(Dataset rows for apps and sites)
_ _ _ _ _ _ _

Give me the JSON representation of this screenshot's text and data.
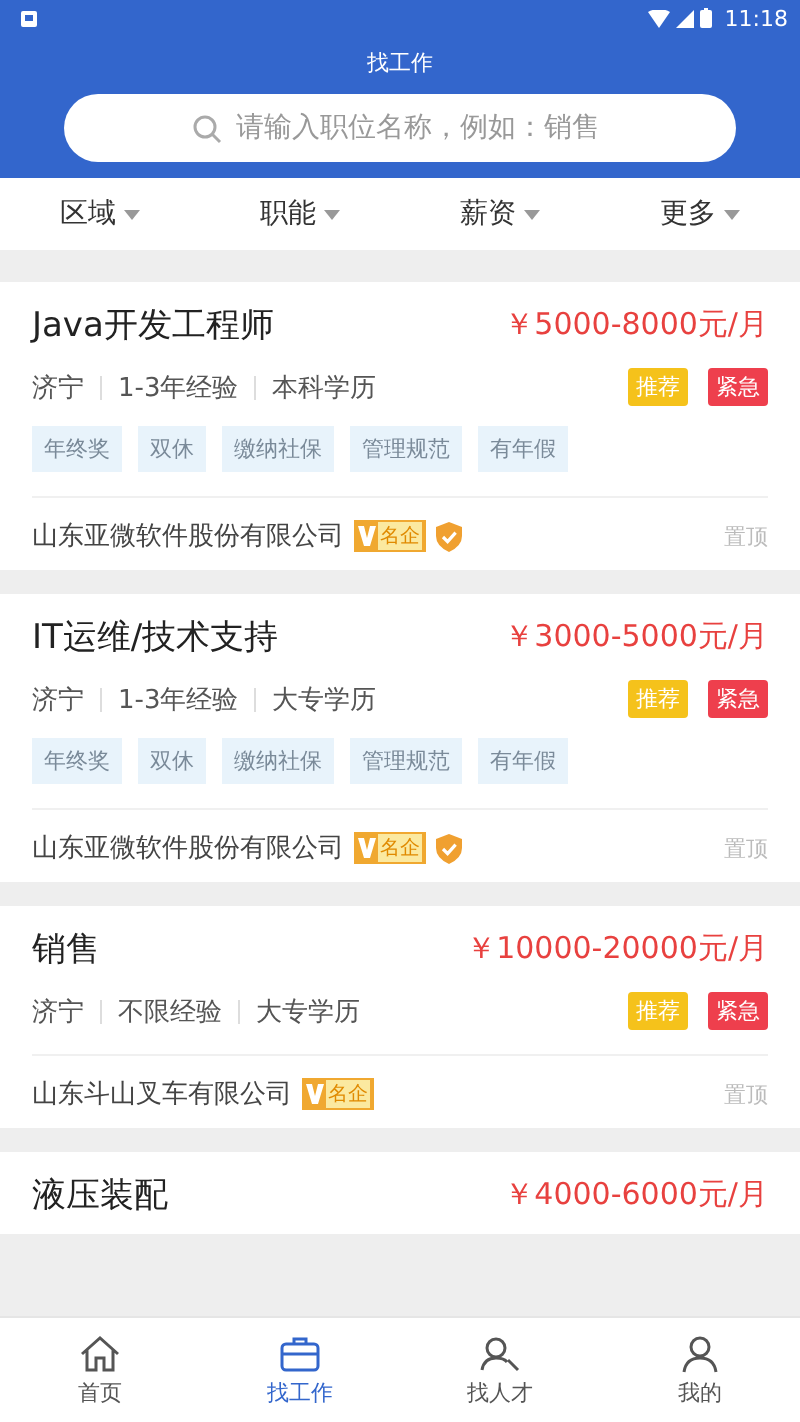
{
  "status_bar": {
    "time": "11:18"
  },
  "header": {
    "title": "找工作"
  },
  "search": {
    "placeholder": "请输入职位名称，例如：销售"
  },
  "filters": [
    "区域",
    "职能",
    "薪资",
    "更多"
  ],
  "jobs": [
    {
      "title": "Java开发工程师",
      "salary": "￥5000-8000元/月",
      "meta": [
        "济宁",
        "1-3年经验",
        "本科学历"
      ],
      "badges": [
        {
          "label": "推荐",
          "kind": "recommend"
        },
        {
          "label": "紧急",
          "kind": "urgent"
        }
      ],
      "benefits": [
        "年终奖",
        "双休",
        "缴纳社保",
        "管理规范",
        "有年假"
      ],
      "company": "山东亚微软件股份有限公司",
      "company_badge": "名企",
      "verified": true,
      "pin": "置顶"
    },
    {
      "title": "IT运维/技术支持",
      "salary": "￥3000-5000元/月",
      "meta": [
        "济宁",
        "1-3年经验",
        "大专学历"
      ],
      "badges": [
        {
          "label": "推荐",
          "kind": "recommend"
        },
        {
          "label": "紧急",
          "kind": "urgent"
        }
      ],
      "benefits": [
        "年终奖",
        "双休",
        "缴纳社保",
        "管理规范",
        "有年假"
      ],
      "company": "山东亚微软件股份有限公司",
      "company_badge": "名企",
      "verified": true,
      "pin": "置顶"
    },
    {
      "title": "销售",
      "salary": "￥10000-20000元/月",
      "meta": [
        "济宁",
        "不限经验",
        "大专学历"
      ],
      "badges": [
        {
          "label": "推荐",
          "kind": "recommend"
        },
        {
          "label": "紧急",
          "kind": "urgent"
        }
      ],
      "company": "山东斗山叉车有限公司",
      "company_badge": "名企",
      "verified": false,
      "pin": "置顶"
    },
    {
      "title": "液压装配",
      "salary": "￥4000-6000元/月"
    }
  ],
  "nav": [
    {
      "label": "首页",
      "kind": "home",
      "selected": false
    },
    {
      "label": "找工作",
      "kind": "jobs",
      "selected": true
    },
    {
      "label": "找人才",
      "kind": "talent",
      "selected": false
    },
    {
      "label": "我的",
      "kind": "profile",
      "selected": false
    }
  ]
}
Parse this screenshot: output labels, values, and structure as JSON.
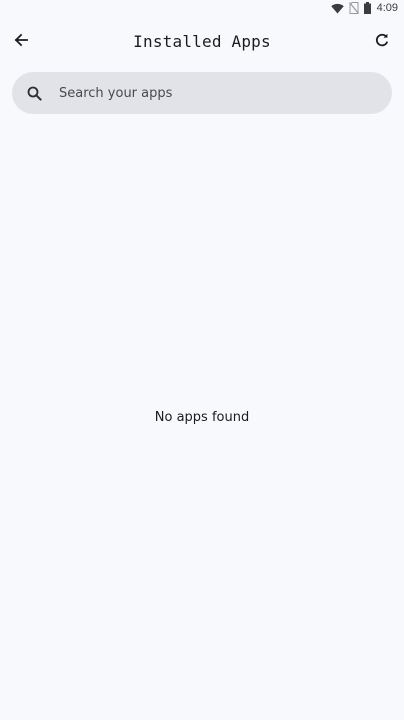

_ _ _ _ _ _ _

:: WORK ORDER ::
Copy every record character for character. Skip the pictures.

:: TASK SOLUTION ::
Give me the JSON representation of this screenshot's text and data.
{
  "status_bar": {
    "time": "11:18"
  },
  "header": {
    "title": "找工作"
  },
  "search": {
    "placeholder": "请输入职位名称，例如：销售"
  },
  "filters": [
    "区域",
    "职能",
    "薪资",
    "更多"
  ],
  "jobs": [
    {
      "title": "Java开发工程师",
      "salary": "￥5000-8000元/月",
      "meta": [
        "济宁",
        "1-3年经验",
        "本科学历"
      ],
      "badges": [
        {
          "label": "推荐",
          "kind": "recommend"
        },
        {
          "label": "紧急",
          "kind": "urgent"
        }
      ],
      "benefits": [
        "年终奖",
        "双休",
        "缴纳社保",
        "管理规范",
        "有年假"
      ],
      "company": "山东亚微软件股份有限公司",
      "company_badge": "名企",
      "verified": true,
      "pin": "置顶"
    },
    {
      "title": "IT运维/技术支持",
      "salary": "￥3000-5000元/月",
      "meta": [
        "济宁",
        "1-3年经验",
        "大专学历"
      ],
      "badges": [
        {
          "label": "推荐",
          "kind": "recommend"
        },
        {
          "label": "紧急",
          "kind": "urgent"
        }
      ],
      "benefits": [
        "年终奖",
        "双休",
        "缴纳社保",
        "管理规范",
        "有年假"
      ],
      "company": "山东亚微软件股份有限公司",
      "company_badge": "名企",
      "verified": true,
      "pin": "置顶"
    },
    {
      "title": "销售",
      "salary": "￥10000-20000元/月",
      "meta": [
        "济宁",
        "不限经验",
        "大专学历"
      ],
      "badges": [
        {
          "label": "推荐",
          "kind": "recommend"
        },
        {
          "label": "紧急",
          "kind": "urgent"
        }
      ],
      "company": "山东斗山叉车有限公司",
      "company_badge": "名企",
      "verified": false,
      "pin": "置顶"
    },
    {
      "title": "液压装配",
      "salary": "￥4000-6000元/月"
    }
  ],
  "nav": [
    {
      "label": "首页",
      "kind": "home",
      "selected": false
    },
    {
      "label": "找工作",
      "kind": "jobs",
      "selected": true
    },
    {
      "label": "找人才",
      "kind": "talent",
      "selected": false
    },
    {
      "label": "我的",
      "kind": "profile",
      "selected": false
    }
  ]
}
Parse this screenshot: output labels, values, and structure as JSON.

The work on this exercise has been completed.